Although pooled-population sequencing has become a widely used approach for estimating allele frequencies, most work has proceeded in the absence of a proper statistical framework. We introduce a self-sufficient, closed-form, maximum-likelihood estimator for allele frequencies that accounts for errors associated with sequencing, and a likelihood-ratio test statistic that provides a simple means for evaluating the null hypothesis of monomorphism. Unbiased estimates of allele frequencies < 5/N (where N is the number of individuals sampled) appear to be unachievable, and near-certain identification of a polymorphism requires a minor-allele frequency> 10/N. A framework is provided for testing for significant differences in allele frequencies between populations, taking into account sampling at the levels of individuals within populations and sequences within pooled samples.
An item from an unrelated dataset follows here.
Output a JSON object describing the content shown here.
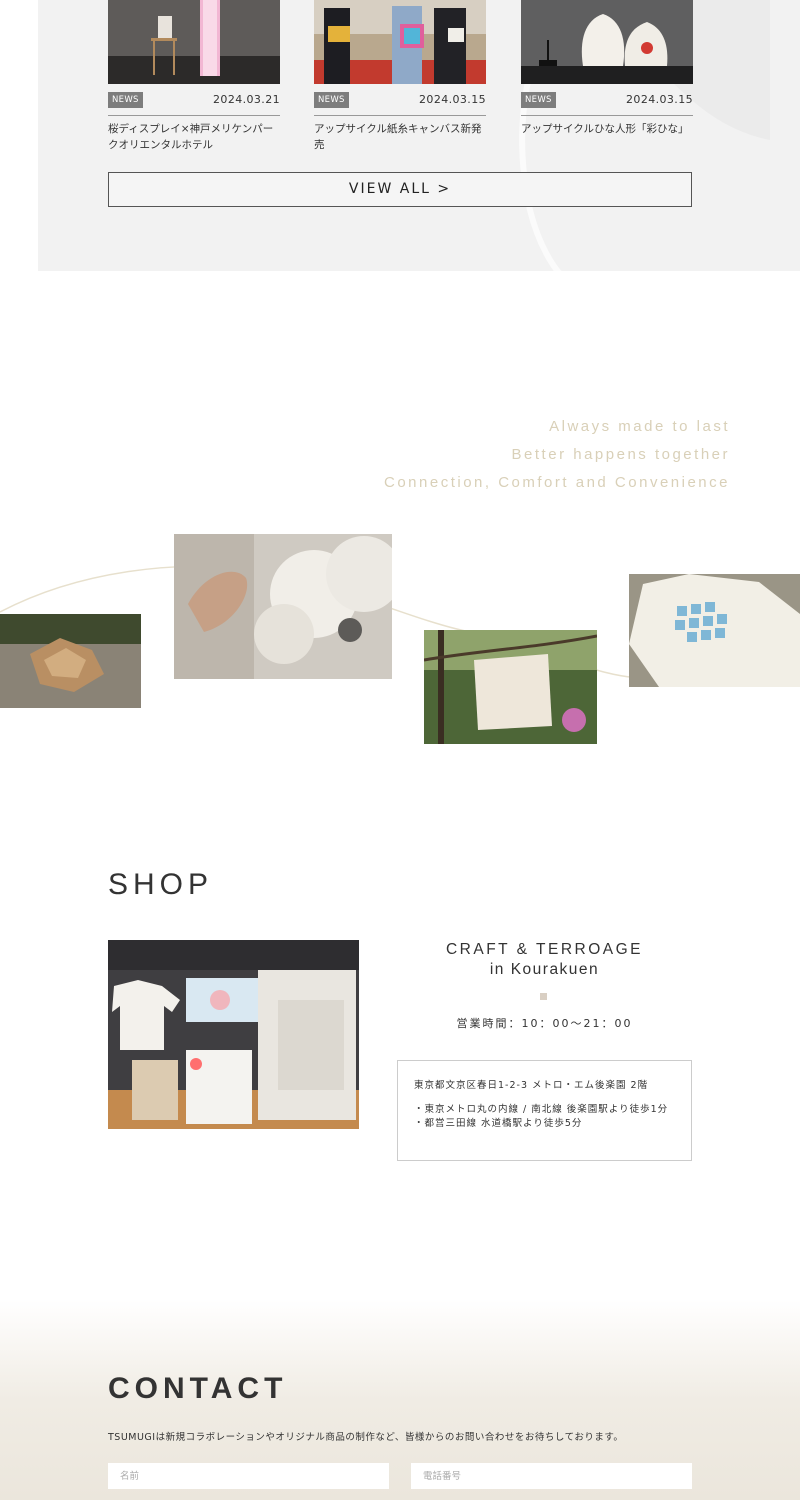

Analyses that fail to account for the two tiers of sampling suffer from very large false-positive rates and can become increasingly misleading with increasing depths of sequence coverage. The power to detect significant allele-frequency differences between two populations is very limited unless both the number of sampled individuals and depth of sequencing coverage exceed 100.
- Allele-frequency estimation
- Population genomics
- Population subdivision
ASJC Scopus subject areas
- Ecology, Evolution, Behavior and Systematics